A West Vancouver councillor is calling for nightclubs, bars and restaurants to be policed more stringently and even – as a last resort – temporarily shut down, in light of the increasing numbers of COVID-19 in the province.
West Vancouver Coun. Craig Cameron said he thinks the moves should be considered in light of B.C.’s uptick in COVID-19 cases – many of them among young people in their 20s who have spread the virus as they’ve socialized in the Lower Mainland.
B.C. reported 78 new cases of COVID-19 on Thursday, as well as 85 new cases on Wednesday. Many of the more than 570 active cases in the province are people in their 20s and 30s.
“We were dong very well . . . up until recently.

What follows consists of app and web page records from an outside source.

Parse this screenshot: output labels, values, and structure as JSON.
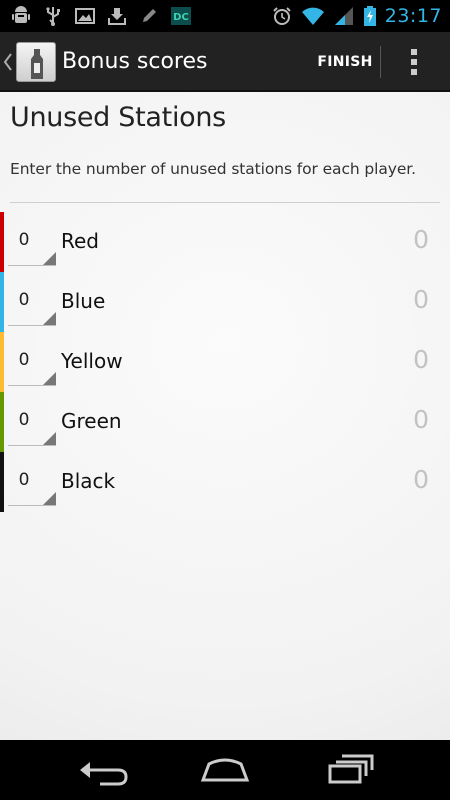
{
  "status_bar": {
    "time": "23:17",
    "notification_icons": [
      "android-debug-icon",
      "usb-icon",
      "image-icon",
      "download-icon",
      "pencil-icon",
      "dc-app-icon"
    ],
    "system_icons": [
      "alarm-icon",
      "wifi-icon",
      "signal-icon",
      "battery-charging-icon"
    ]
  },
  "action_bar": {
    "title": "Bonus scores",
    "finish_label": "FINISH"
  },
  "page": {
    "title": "Unused Stations",
    "instructions": "Enter the number of unused stations for each player."
  },
  "players": [
    {
      "name": "Red",
      "count": "0",
      "score": "0",
      "color": "#cc0000"
    },
    {
      "name": "Blue",
      "count": "0",
      "score": "0",
      "color": "#33b5e5"
    },
    {
      "name": "Yellow",
      "count": "0",
      "score": "0",
      "color": "#ffbb33"
    },
    {
      "name": "Green",
      "count": "0",
      "score": "0",
      "color": "#669900"
    },
    {
      "name": "Black",
      "count": "0",
      "score": "0",
      "color": "#111111"
    }
  ],
  "colors": {
    "accent": "#33b5e5",
    "action_bar": "#222222"
  },
  "nav_bar": {
    "icons": [
      "back-icon",
      "home-icon",
      "recent-apps-icon"
    ]
  }
}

Numbers are trending in decidedly the wrong direction,” said Cameron, who raised the issue on social media.
“What we’re doing now isn’t working. We have to look at what we're doing . . . whether rules need to be stricter, whether certain operators need to be policed more strictly, or as a last resort, whether some of them need to be closed for a time until we get the numbers back down,” he said.
Cameron acknowledges it would be difficult to say which restaurants and bars should be targeted, and added he’s not calling for a blanket shut down. But he said he’s been disconcerted to see downtown nightclubs, pubs and even two strip bars on the list of places where the public may have been exposed to the virus.
“I couldn’t believe they were even open,” he added of the Vancouver strip clubs.
“Anytime you get young, single people and alcohol together, you’re probably not going to have a great deal of social distancing,” added Cameron. “We have to be realistic.”
“Are we prioritizing partying over public health?” he said. “I don’t see that as a valid trade-off.”
But Health Minister Adrian Dix and Dr. Bonnie Henry, B.C.’s medical health officer, say restaurants and bars aren’t the problem.
Dix said restaurants and bars actually haven’t been recent sources of outbreaks.
“In most public facilities, in which you count restaurants, there have been relatively few cases,” he said. Usually when restaurants or bars are added to the list of potential public exposures, it’s because someone in the public who has contracted the virus has been at that establishment – not because they got the virus there, he said.
A much bigger problem has been private parties, said Dix.
“And those are much more challenging to deal with, because there's no WorkSafe, there's no COVID plan.”
Henry said Thursday that after some early problems were identified, public health officials put new regulations in place to ensure people aren’t table-hopping between groups at restaurants. There is also no dancing allowed in nightclubs, which have had to transition to more of a lounge atmosphere.
“We have found places where there plans are inadequate and those places are shut down until such time as the appropriate plans are put in place,” said Henry, adding the nightclub industry has an interest in following the rules so that they will be allowed to stay open.
“We are not at the point where we feel that we need to shut the entire industry down,” she said.
Ian Tostenson, president of the B.C. Restaurant and Food Services Association, called Cameron’s comments irresponsible.
“I think he’s misinformed,” said Tostenson, adding gatherings of young people at private parties have been driving up the COVID-19 infection numbers.
“Restaurants and pubs have gone to extraordinary lengths,” to play by the rules, he said.
“The protocols are really strict for people working in restaurants.”
While an expansion of patios has helped, most restaurants are operating at 50 per cent capacity – and some much lower than that. “Most restaurants aren’t making a lot of money,” he said.
“It’s an industry of 200,000 people. You've got a massive economic effect.”
Tostenson said his association is happy to call out any restaurant or bar disregarding public health rules. “If they’re not taking this seriously, they shouldn’t be operating.”
Cameron said he’d like public health to take a firmer hand on private parties too.
Henry said Thursday that large parties involving overlapping groups of young people in the Lower Mainland have been the main driver of recent infections, which have risen sharply among people aged 20 to 29 in B.C.
“I do think that the public health authorities have taken a rather non coercive approach to this problem so far,” said Cameron. “I do think they need to look at charging some people who have massive house parties to make an example of that, because right now, there's a certain segment of the population that doesn't believe COVID is a problem and isn’t interested in following the rules.”
Dix said Thursday that those hosting private events can expect to see a stepped up presence of local health officers from now on. And if people aren’t following the rules, “consequences will follow,” he said.